  • 2 tsp baking powder (cream of tartar and baking soda 2:1)
  • 25 g potato starch flour
  • 50 g almond flour
  • 125 g rice flour

Ingredients for the icing:

  • 300 g soya natural yogurt or lactose-free sour cream
  • 1 tsp vanilla extract
  • 1/2 tsp psyllium husk powder
  • lemon zest
  • 100 g icing sugar
  • lemon juice
  • chopped walnuts


  1. Pre-heat oven to 160°C (Gas mark 2).
  2. Grease a 20″ round baking tin.
  3. Mix the flour, the cinnamon and the baking powder together.
  4. Whip the butter and sugar until soft and creamy.
  5. Stir in the grated carrot.
  6. Add 1 egg at a time into the mixture. Mix.
  7. Add the flour mixture in. Mix.
  8. Add 2 tablespoons of lemon juice. Mix.
  9. Tip the batter into the tin.
  10. Bake for 50-55 minutes or until a skewer poked in the middle comes out clean.
  11. Allow to cool in the tin for 15 mins, then remove from the tin and cool completely on a wire rack.
  12. Meanwhile, make the icing. Add the yogurt, vanilla extract, lemon zest and icing sugar. Blend.
  13. Add the psyllium husk powder, and blend.
  14. Add lemon juice, taste. Keep adding and tasting until the balance of sweetness and sourness is reached.
  15. When the cake is cool, add the chopped walnuts.
  16. Spread the icing on top, and sprinkle with the remaining chopped nuts.

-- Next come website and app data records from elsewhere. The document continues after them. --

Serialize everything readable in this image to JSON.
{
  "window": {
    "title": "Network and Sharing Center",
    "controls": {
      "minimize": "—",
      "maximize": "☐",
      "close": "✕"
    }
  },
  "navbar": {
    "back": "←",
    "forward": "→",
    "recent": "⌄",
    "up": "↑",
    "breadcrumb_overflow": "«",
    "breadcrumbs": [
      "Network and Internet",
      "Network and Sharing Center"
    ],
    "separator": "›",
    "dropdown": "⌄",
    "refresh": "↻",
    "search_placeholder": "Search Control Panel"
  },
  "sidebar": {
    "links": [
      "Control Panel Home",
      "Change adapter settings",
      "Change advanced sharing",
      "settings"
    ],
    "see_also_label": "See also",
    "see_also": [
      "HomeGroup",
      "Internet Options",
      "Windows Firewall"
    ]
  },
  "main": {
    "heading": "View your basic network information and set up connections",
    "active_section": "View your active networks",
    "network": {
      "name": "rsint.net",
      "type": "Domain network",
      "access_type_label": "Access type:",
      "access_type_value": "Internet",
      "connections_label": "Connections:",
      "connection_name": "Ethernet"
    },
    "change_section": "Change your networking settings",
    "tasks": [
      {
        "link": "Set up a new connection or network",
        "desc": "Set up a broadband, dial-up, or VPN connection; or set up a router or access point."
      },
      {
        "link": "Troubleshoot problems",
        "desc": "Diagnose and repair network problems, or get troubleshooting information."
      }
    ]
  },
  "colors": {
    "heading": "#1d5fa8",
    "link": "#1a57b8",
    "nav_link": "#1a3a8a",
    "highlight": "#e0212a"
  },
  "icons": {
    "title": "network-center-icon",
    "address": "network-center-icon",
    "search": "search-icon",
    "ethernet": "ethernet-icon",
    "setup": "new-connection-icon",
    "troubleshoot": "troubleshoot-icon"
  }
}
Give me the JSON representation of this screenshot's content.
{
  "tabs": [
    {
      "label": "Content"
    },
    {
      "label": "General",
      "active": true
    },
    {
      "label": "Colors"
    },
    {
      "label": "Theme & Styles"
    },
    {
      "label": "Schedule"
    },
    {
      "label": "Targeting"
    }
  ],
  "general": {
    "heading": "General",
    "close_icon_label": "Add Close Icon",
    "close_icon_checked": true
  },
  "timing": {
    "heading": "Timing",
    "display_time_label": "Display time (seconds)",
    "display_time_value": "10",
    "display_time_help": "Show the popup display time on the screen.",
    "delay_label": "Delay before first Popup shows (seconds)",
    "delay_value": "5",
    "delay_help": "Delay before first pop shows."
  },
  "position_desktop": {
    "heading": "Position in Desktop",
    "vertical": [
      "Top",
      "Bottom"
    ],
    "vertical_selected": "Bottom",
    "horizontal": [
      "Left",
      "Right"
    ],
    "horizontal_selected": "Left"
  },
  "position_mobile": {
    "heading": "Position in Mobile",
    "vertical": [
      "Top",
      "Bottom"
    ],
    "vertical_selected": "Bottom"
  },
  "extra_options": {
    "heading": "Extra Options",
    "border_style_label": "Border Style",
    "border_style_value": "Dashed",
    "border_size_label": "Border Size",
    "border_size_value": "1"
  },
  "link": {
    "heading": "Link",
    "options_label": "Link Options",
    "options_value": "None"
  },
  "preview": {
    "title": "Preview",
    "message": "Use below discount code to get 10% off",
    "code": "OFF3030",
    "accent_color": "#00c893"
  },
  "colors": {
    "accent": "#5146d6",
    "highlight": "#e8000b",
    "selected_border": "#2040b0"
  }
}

Adding a bit of nutmeg to the cake batter would enhance the flavour.

For sweet potato cake:

  • 90 g unsalted butter, softened
  • 50 g coconut oil
  • 30 g palm sugar
  • 3 tsp stevia
  • 2 ¼ tbsp lemon juice
  • 150 g grated sweet potato
  • 30 g raisins
  • 20 g chopped walnuts
  • 2 eggs
  • 2 tsp cinnamon
  • 4 tsp baking powder (cream of tartar and baking soda 2:1)
  • 25 g potato starch flour
  • 40 g almond flour
  • 10 g glutinous rice flour
  • 125 g rice flour

%d bloggers like this: